• _Excerpts from a dataset_:
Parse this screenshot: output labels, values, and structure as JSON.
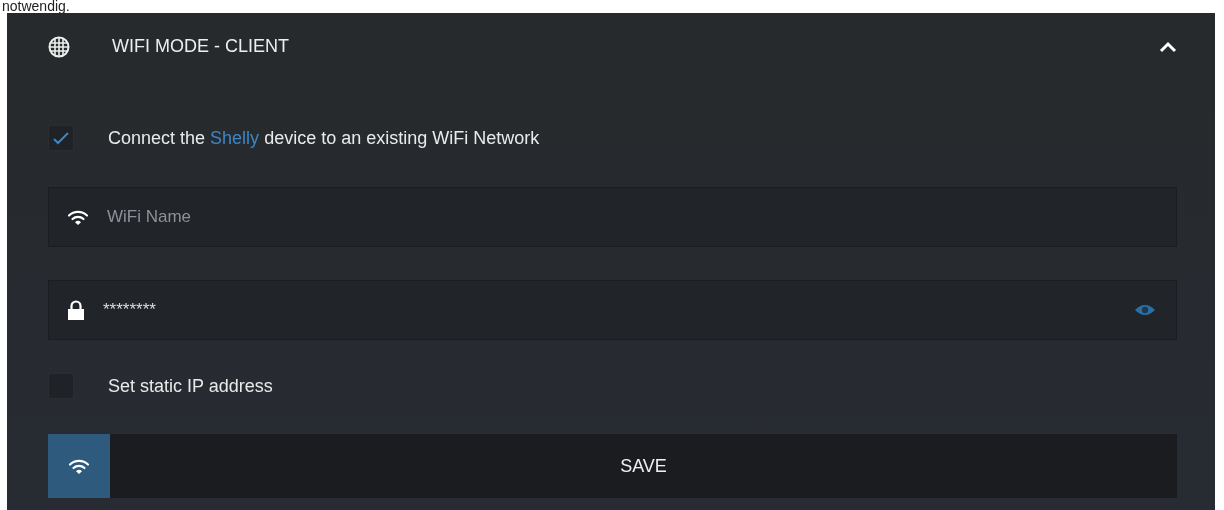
{
  "page_text": "notwendig.",
  "section": {
    "title": "WIFI MODE - CLIENT",
    "expanded": true
  },
  "options": [
    {
      "kind": "connect",
      "checked": true,
      "text_before": "Connect the",
      "link": "Shelly",
      "text_after": "device to an existing WiFi Network"
    }
  ],
  "fields": [
    {
      "kind": "wifi",
      "placeholder": "WiFi Name"
    },
    {
      "kind": "password",
      "value": "********"
    }
  ],
  "static_ip": {
    "checked": false,
    "label": "Set static IP address"
  },
  "save_button": {
    "label": "SAVE"
  }
}
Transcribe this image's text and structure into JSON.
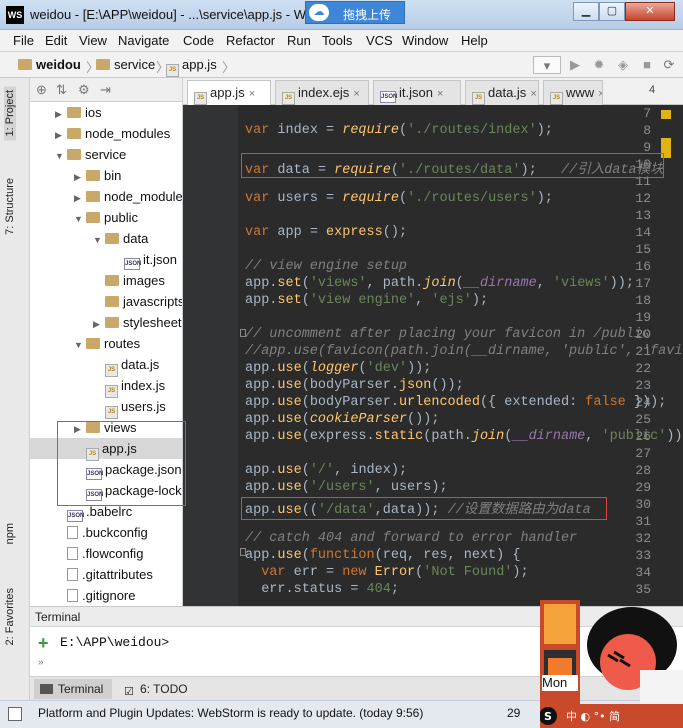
{
  "window": {
    "title": "weidou - [E:\\APP\\weidou] - ...\\service\\app.js - W",
    "logo": "WS",
    "upload_overlay": "拖拽上传"
  },
  "menu": [
    "File",
    "Edit",
    "View",
    "Navigate",
    "Code",
    "Refactor",
    "Run",
    "Tools",
    "VCS",
    "Window",
    "Help"
  ],
  "breadcrumb": [
    "weidou",
    "service",
    "app.js"
  ],
  "side_tabs": {
    "project": "1: Project",
    "structure": "7: Structure",
    "npm": "npm",
    "favorites": "2: Favorites"
  },
  "tree": [
    {
      "label": "ios",
      "type": "folder",
      "arrow": "▶",
      "depth": 1
    },
    {
      "label": "node_modules",
      "type": "folder",
      "arrow": "▶",
      "depth": 1
    },
    {
      "label": "service",
      "type": "folder",
      "arrow": "▼",
      "depth": 1
    },
    {
      "label": "bin",
      "type": "folder",
      "arrow": "▶",
      "depth": 2
    },
    {
      "label": "node_modules",
      "type": "folder",
      "arrow": "▶",
      "depth": 2
    },
    {
      "label": "public",
      "type": "folder",
      "arrow": "▼",
      "depth": 2
    },
    {
      "label": "data",
      "type": "folder",
      "arrow": "▼",
      "depth": 3
    },
    {
      "label": "it.json",
      "type": "json",
      "arrow": "",
      "depth": 4
    },
    {
      "label": "images",
      "type": "folder",
      "arrow": "",
      "depth": 3
    },
    {
      "label": "javascripts",
      "type": "folder",
      "arrow": "",
      "depth": 3
    },
    {
      "label": "stylesheets",
      "type": "folder",
      "arrow": "▶",
      "depth": 3
    },
    {
      "label": "routes",
      "type": "folder",
      "arrow": "▼",
      "depth": 2
    },
    {
      "label": "data.js",
      "type": "js",
      "arrow": "",
      "depth": 3
    },
    {
      "label": "index.js",
      "type": "js",
      "arrow": "",
      "depth": 3
    },
    {
      "label": "users.js",
      "type": "js",
      "arrow": "",
      "depth": 3
    },
    {
      "label": "views",
      "type": "folder",
      "arrow": "▶",
      "depth": 2
    },
    {
      "label": "app.js",
      "type": "js",
      "arrow": "",
      "depth": 2,
      "selected": true
    },
    {
      "label": "package.json",
      "type": "json",
      "arrow": "",
      "depth": 2
    },
    {
      "label": "package-lock",
      "type": "json",
      "arrow": "",
      "depth": 2
    },
    {
      "label": ".babelrc",
      "type": "json",
      "arrow": "",
      "depth": 1
    },
    {
      "label": ".buckconfig",
      "type": "file",
      "arrow": "",
      "depth": 1
    },
    {
      "label": ".flowconfig",
      "type": "file",
      "arrow": "",
      "depth": 1
    },
    {
      "label": ".gitattributes",
      "type": "file",
      "arrow": "",
      "depth": 1
    },
    {
      "label": ".gitignore",
      "type": "file",
      "arrow": "",
      "depth": 1
    }
  ],
  "tabs": [
    {
      "label": "app.js",
      "active": true
    },
    {
      "label": "index.ejs",
      "active": false
    },
    {
      "label": "it.json",
      "active": false
    },
    {
      "label": "data.js",
      "active": false
    },
    {
      "label": "www",
      "active": false
    }
  ],
  "tab_overflow": "4",
  "code_lines": [
    {
      "n": "7",
      "html": ""
    },
    {
      "n": "8",
      "html": "<span class=\"kw\">var</span> index = <span class=\"fn it\">require</span>(<span class=\"str\">'./routes/index'</span>);"
    },
    {
      "n": "9",
      "html": ""
    },
    {
      "n": "10",
      "html": "<span class=\"kw\">var</span> data = <span class=\"fn it\">require</span>(<span class=\"str\">'./routes/data'</span>);   <span class=\"cm\">//引入data模块</span>"
    },
    {
      "n": "11",
      "html": ""
    },
    {
      "n": "12",
      "html": "<span class=\"kw\">var</span> users = <span class=\"fn it\">require</span>(<span class=\"str\">'./routes/users'</span>);"
    },
    {
      "n": "13",
      "html": ""
    },
    {
      "n": "14",
      "html": "<span class=\"kw\">var</span> app = <span class=\"fn\">express</span>();"
    },
    {
      "n": "15",
      "html": ""
    },
    {
      "n": "16",
      "html": "<span class=\"cm\">// view engine setup</span>"
    },
    {
      "n": "17",
      "html": "app.<span class=\"fn\">set</span>(<span class=\"str\">'views'</span>, path.<span class=\"fn it\">join</span>(<span class=\"prm it\">__dirname</span>, <span class=\"str\">'views'</span>));"
    },
    {
      "n": "18",
      "html": "app.<span class=\"fn\">set</span>(<span class=\"str\">'view engine'</span>, <span class=\"str\">'ejs'</span>);"
    },
    {
      "n": "19",
      "html": ""
    },
    {
      "n": "20",
      "html": "<span class=\"cm\">// uncomment after placing your favicon in /public</span>"
    },
    {
      "n": "21",
      "html": "<span class=\"cm\">//app.use(favicon(path.join(__dirname, 'public', 'favi</span>"
    },
    {
      "n": "22",
      "html": "app.<span class=\"fn\">use</span>(<span class=\"fn it\">logger</span>(<span class=\"str\">'dev'</span>));"
    },
    {
      "n": "23",
      "html": "app.<span class=\"fn\">use</span>(bodyParser.<span class=\"fn\">json</span>());"
    },
    {
      "n": "24",
      "html": "app.<span class=\"fn\">use</span>(bodyParser.<span class=\"fn\">urlencoded</span>({ extended: <span class=\"kw\">false</span> }));"
    },
    {
      "n": "25",
      "html": "app.<span class=\"fn\">use</span>(<span class=\"fn it\">cookieParser</span>());"
    },
    {
      "n": "26",
      "html": "app.<span class=\"fn\">use</span>(express.<span class=\"fn\">static</span>(path.<span class=\"fn it\">join</span>(<span class=\"prm it\">__dirname</span>, <span class=\"str\">'public'</span>)));"
    },
    {
      "n": "27",
      "html": ""
    },
    {
      "n": "28",
      "html": "app.<span class=\"fn\">use</span>(<span class=\"str\">'/'</span>, index);"
    },
    {
      "n": "29",
      "html": "app.<span class=\"fn\">use</span>(<span class=\"str\">'/users'</span>, users);"
    },
    {
      "n": "30",
      "html": "app.<span class=\"fn\">use</span>((<span class=\"str\">'/data'</span>,data)); <span class=\"cm\">//设置数据路由为data</span>"
    },
    {
      "n": "31",
      "html": ""
    },
    {
      "n": "32",
      "html": "<span class=\"cm\">// catch 404 and forward to error handler</span>"
    },
    {
      "n": "33",
      "html": "app.<span class=\"fn\">use</span>(<span class=\"kw\">function</span>(req, res, next) {"
    },
    {
      "n": "34",
      "html": "  <span class=\"kw\">var</span> err = <span class=\"kw\">new</span> <span class=\"fn\">Error</span>(<span class=\"str\">'Not Found'</span>);"
    },
    {
      "n": "35",
      "html": "  err.status = <span class=\"str\">404</span>;"
    }
  ],
  "terminal": {
    "title": "Terminal",
    "prompt": "E:\\APP\\weidou>"
  },
  "bottom_tabs": {
    "terminal": "Terminal",
    "todo": "6: TODO"
  },
  "status": {
    "message": "Platform and Plugin Updates: WebStorm is ready to update. (today 9:56)",
    "position": "29",
    "overlay_word": "Mon"
  },
  "colors": {
    "accent": "#3f86d6",
    "editor_bg": "#2b2b2b",
    "highlight": "#e04343"
  }
}
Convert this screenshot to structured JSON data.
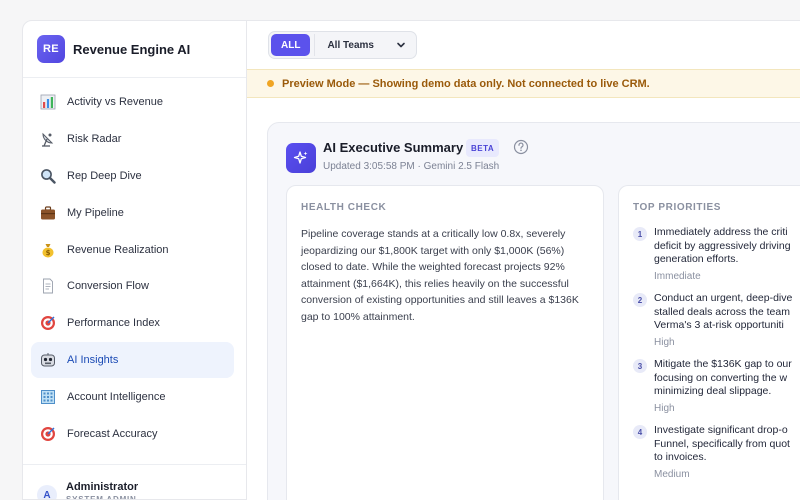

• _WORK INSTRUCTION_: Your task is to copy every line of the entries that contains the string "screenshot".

• _EXERCISE OUTPUT_:
Parse this screenshot: output labels, values, and structure as JSON.
Convert this screenshot to structured JSON data.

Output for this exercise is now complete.